Recorded data

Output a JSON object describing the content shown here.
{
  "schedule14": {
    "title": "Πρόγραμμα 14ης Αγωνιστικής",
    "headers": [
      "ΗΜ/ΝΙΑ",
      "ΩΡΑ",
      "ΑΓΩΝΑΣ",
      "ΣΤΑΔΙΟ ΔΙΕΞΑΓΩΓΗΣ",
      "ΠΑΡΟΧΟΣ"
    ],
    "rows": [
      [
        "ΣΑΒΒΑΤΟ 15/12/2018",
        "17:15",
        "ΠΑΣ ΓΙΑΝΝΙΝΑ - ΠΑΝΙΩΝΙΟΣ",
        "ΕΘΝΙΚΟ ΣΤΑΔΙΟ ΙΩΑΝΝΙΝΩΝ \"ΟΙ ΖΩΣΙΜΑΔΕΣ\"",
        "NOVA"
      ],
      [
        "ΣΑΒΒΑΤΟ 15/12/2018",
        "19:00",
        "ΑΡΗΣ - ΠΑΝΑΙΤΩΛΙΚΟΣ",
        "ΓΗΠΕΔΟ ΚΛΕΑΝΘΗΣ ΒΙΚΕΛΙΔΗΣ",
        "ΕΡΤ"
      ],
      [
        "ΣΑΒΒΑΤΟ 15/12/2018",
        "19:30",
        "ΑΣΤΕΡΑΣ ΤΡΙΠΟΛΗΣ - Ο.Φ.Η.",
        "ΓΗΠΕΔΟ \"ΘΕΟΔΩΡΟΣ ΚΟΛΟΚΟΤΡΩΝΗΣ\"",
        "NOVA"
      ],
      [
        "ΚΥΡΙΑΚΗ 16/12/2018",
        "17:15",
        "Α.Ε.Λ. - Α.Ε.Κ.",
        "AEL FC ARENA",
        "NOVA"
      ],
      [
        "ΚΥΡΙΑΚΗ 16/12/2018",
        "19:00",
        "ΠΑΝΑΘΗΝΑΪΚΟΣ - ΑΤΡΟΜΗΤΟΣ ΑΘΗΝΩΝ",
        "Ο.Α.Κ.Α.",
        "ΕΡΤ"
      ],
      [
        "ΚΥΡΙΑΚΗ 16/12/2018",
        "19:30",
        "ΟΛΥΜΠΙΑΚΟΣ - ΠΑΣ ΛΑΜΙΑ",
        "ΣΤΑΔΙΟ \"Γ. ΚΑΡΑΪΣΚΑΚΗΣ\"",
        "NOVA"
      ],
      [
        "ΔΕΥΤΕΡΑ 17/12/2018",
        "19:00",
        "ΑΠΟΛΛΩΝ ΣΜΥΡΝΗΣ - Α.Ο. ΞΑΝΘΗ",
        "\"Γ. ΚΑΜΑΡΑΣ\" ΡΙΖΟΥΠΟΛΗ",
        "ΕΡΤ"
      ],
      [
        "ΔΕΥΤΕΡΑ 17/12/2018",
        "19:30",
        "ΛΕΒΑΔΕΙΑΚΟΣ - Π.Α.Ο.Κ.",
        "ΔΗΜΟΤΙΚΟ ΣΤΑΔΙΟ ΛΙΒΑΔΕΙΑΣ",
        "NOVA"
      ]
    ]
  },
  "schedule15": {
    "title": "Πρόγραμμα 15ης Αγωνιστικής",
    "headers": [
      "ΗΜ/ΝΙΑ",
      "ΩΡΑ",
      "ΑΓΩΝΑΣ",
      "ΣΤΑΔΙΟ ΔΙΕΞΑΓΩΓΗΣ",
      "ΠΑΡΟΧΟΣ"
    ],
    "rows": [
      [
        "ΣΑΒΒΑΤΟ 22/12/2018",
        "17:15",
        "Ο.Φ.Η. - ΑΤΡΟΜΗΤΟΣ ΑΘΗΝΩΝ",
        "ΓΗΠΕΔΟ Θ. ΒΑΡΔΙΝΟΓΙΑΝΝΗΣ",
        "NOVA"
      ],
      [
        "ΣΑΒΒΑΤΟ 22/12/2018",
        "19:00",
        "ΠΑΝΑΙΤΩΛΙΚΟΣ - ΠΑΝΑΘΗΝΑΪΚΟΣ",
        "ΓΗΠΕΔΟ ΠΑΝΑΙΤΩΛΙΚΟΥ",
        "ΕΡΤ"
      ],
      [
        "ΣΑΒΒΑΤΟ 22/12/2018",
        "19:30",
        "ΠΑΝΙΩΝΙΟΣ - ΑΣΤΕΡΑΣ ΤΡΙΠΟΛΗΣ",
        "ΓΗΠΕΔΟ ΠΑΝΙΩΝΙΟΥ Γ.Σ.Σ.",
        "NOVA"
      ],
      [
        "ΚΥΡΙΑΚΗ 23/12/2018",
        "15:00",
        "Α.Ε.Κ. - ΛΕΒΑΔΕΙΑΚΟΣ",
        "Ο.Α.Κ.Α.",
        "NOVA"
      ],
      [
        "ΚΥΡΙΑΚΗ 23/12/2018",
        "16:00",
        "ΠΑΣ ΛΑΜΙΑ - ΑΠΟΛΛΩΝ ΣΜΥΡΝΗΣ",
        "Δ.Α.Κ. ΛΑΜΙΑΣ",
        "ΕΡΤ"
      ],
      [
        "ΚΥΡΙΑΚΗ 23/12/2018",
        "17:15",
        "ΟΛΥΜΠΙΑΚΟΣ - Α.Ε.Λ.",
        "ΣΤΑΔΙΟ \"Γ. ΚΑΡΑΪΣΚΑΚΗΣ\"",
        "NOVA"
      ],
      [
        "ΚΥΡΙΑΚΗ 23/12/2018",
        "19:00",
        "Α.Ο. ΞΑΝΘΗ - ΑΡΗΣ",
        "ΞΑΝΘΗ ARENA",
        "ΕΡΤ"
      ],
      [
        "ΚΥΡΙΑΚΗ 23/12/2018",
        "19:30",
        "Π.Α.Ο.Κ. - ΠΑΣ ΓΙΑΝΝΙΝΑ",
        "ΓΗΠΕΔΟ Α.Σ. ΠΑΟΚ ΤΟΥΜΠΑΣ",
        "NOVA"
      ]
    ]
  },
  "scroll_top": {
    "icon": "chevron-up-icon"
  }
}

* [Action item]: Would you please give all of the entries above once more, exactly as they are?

* [The answer]:
Output a JSON object describing the content shown here.
{
  "schedule14": {
    "title": "Πρόγραμμα 14ης Αγωνιστικής",
    "headers": [
      "ΗΜ/ΝΙΑ",
      "ΩΡΑ",
      "ΑΓΩΝΑΣ",
      "ΣΤΑΔΙΟ ΔΙΕΞΑΓΩΓΗΣ",
      "ΠΑΡΟΧΟΣ"
    ],
    "rows": [
      [
        "ΣΑΒΒΑΤΟ 15/12/2018",
        "17:15",
        "ΠΑΣ ΓΙΑΝΝΙΝΑ - ΠΑΝΙΩΝΙΟΣ",
        "ΕΘΝΙΚΟ ΣΤΑΔΙΟ ΙΩΑΝΝΙΝΩΝ \"ΟΙ ΖΩΣΙΜΑΔΕΣ\"",
        "NOVA"
      ],
      [
        "ΣΑΒΒΑΤΟ 15/12/2018",
        "19:00",
        "ΑΡΗΣ - ΠΑΝΑΙΤΩΛΙΚΟΣ",
        "ΓΗΠΕΔΟ ΚΛΕΑΝΘΗΣ ΒΙΚΕΛΙΔΗΣ",
        "ΕΡΤ"
      ],
      [
        "ΣΑΒΒΑΤΟ 15/12/2018",
        "19:30",
        "ΑΣΤΕΡΑΣ ΤΡΙΠΟΛΗΣ - Ο.Φ.Η.",
        "ΓΗΠΕΔΟ \"ΘΕΟΔΩΡΟΣ ΚΟΛΟΚΟΤΡΩΝΗΣ\"",
        "NOVA"
      ],
      [
        "ΚΥΡΙΑΚΗ 16/12/2018",
        "17:15",
        "Α.Ε.Λ. - Α.Ε.Κ.",
        "AEL FC ARENA",
        "NOVA"
      ],
      [
        "ΚΥΡΙΑΚΗ 16/12/2018",
        "19:00",
        "ΠΑΝΑΘΗΝΑΪΚΟΣ - ΑΤΡΟΜΗΤΟΣ ΑΘΗΝΩΝ",
        "Ο.Α.Κ.Α.",
        "ΕΡΤ"
      ],
      [
        "ΚΥΡΙΑΚΗ 16/12/2018",
        "19:30",
        "ΟΛΥΜΠΙΑΚΟΣ - ΠΑΣ ΛΑΜΙΑ",
        "ΣΤΑΔΙΟ \"Γ. ΚΑΡΑΪΣΚΑΚΗΣ\"",
        "NOVA"
      ],
      [
        "ΔΕΥΤΕΡΑ 17/12/2018",
        "19:00",
        "ΑΠΟΛΛΩΝ ΣΜΥΡΝΗΣ - Α.Ο. ΞΑΝΘΗ",
        "\"Γ. ΚΑΜΑΡΑΣ\" ΡΙΖΟΥΠΟΛΗ",
        "ΕΡΤ"
      ],
      [
        "ΔΕΥΤΕΡΑ 17/12/2018",
        "19:30",
        "ΛΕΒΑΔΕΙΑΚΟΣ - Π.Α.Ο.Κ.",
        "ΔΗΜΟΤΙΚΟ ΣΤΑΔΙΟ ΛΙΒΑΔΕΙΑΣ",
        "NOVA"
      ]
    ]
  },
  "schedule15": {
    "title": "Πρόγραμμα 15ης Αγωνιστικής",
    "headers": [
      "ΗΜ/ΝΙΑ",
      "ΩΡΑ",
      "ΑΓΩΝΑΣ",
      "ΣΤΑΔΙΟ ΔΙΕΞΑΓΩΓΗΣ",
      "ΠΑΡΟΧΟΣ"
    ],
    "rows": [
      [
        "ΣΑΒΒΑΤΟ 22/12/2018",
        "17:15",
        "Ο.Φ.Η. - ΑΤΡΟΜΗΤΟΣ ΑΘΗΝΩΝ",
        "ΓΗΠΕΔΟ Θ. ΒΑΡΔΙΝΟΓΙΑΝΝΗΣ",
        "NOVA"
      ],
      [
        "ΣΑΒΒΑΤΟ 22/12/2018",
        "19:00",
        "ΠΑΝΑΙΤΩΛΙΚΟΣ - ΠΑΝΑΘΗΝΑΪΚΟΣ",
        "ΓΗΠΕΔΟ ΠΑΝΑΙΤΩΛΙΚΟΥ",
        "ΕΡΤ"
      ],
      [
        "ΣΑΒΒΑΤΟ 22/12/2018",
        "19:30",
        "ΠΑΝΙΩΝΙΟΣ - ΑΣΤΕΡΑΣ ΤΡΙΠΟΛΗΣ",
        "ΓΗΠΕΔΟ ΠΑΝΙΩΝΙΟΥ Γ.Σ.Σ.",
        "NOVA"
      ],
      [
        "ΚΥΡΙΑΚΗ 23/12/2018",
        "15:00",
        "Α.Ε.Κ. - ΛΕΒΑΔΕΙΑΚΟΣ",
        "Ο.Α.Κ.Α.",
        "NOVA"
      ],
      [
        "ΚΥΡΙΑΚΗ 23/12/2018",
        "16:00",
        "ΠΑΣ ΛΑΜΙΑ - ΑΠΟΛΛΩΝ ΣΜΥΡΝΗΣ",
        "Δ.Α.Κ. ΛΑΜΙΑΣ",
        "ΕΡΤ"
      ],
      [
        "ΚΥΡΙΑΚΗ 23/12/2018",
        "17:15",
        "ΟΛΥΜΠΙΑΚΟΣ - Α.Ε.Λ.",
        "ΣΤΑΔΙΟ \"Γ. ΚΑΡΑΪΣΚΑΚΗΣ\"",
        "NOVA"
      ],
      [
        "ΚΥΡΙΑΚΗ 23/12/2018",
        "19:00",
        "Α.Ο. ΞΑΝΘΗ - ΑΡΗΣ",
        "ΞΑΝΘΗ ARENA",
        "ΕΡΤ"
      ],
      [
        "ΚΥΡΙΑΚΗ 23/12/2018",
        "19:30",
        "Π.Α.Ο.Κ. - ΠΑΣ ΓΙΑΝΝΙΝΑ",
        "ΓΗΠΕΔΟ Α.Σ. ΠΑΟΚ ΤΟΥΜΠΑΣ",
        "NOVA"
      ]
    ]
  },
  "scroll_top": {
    "icon": "chevron-up-icon"
  }
}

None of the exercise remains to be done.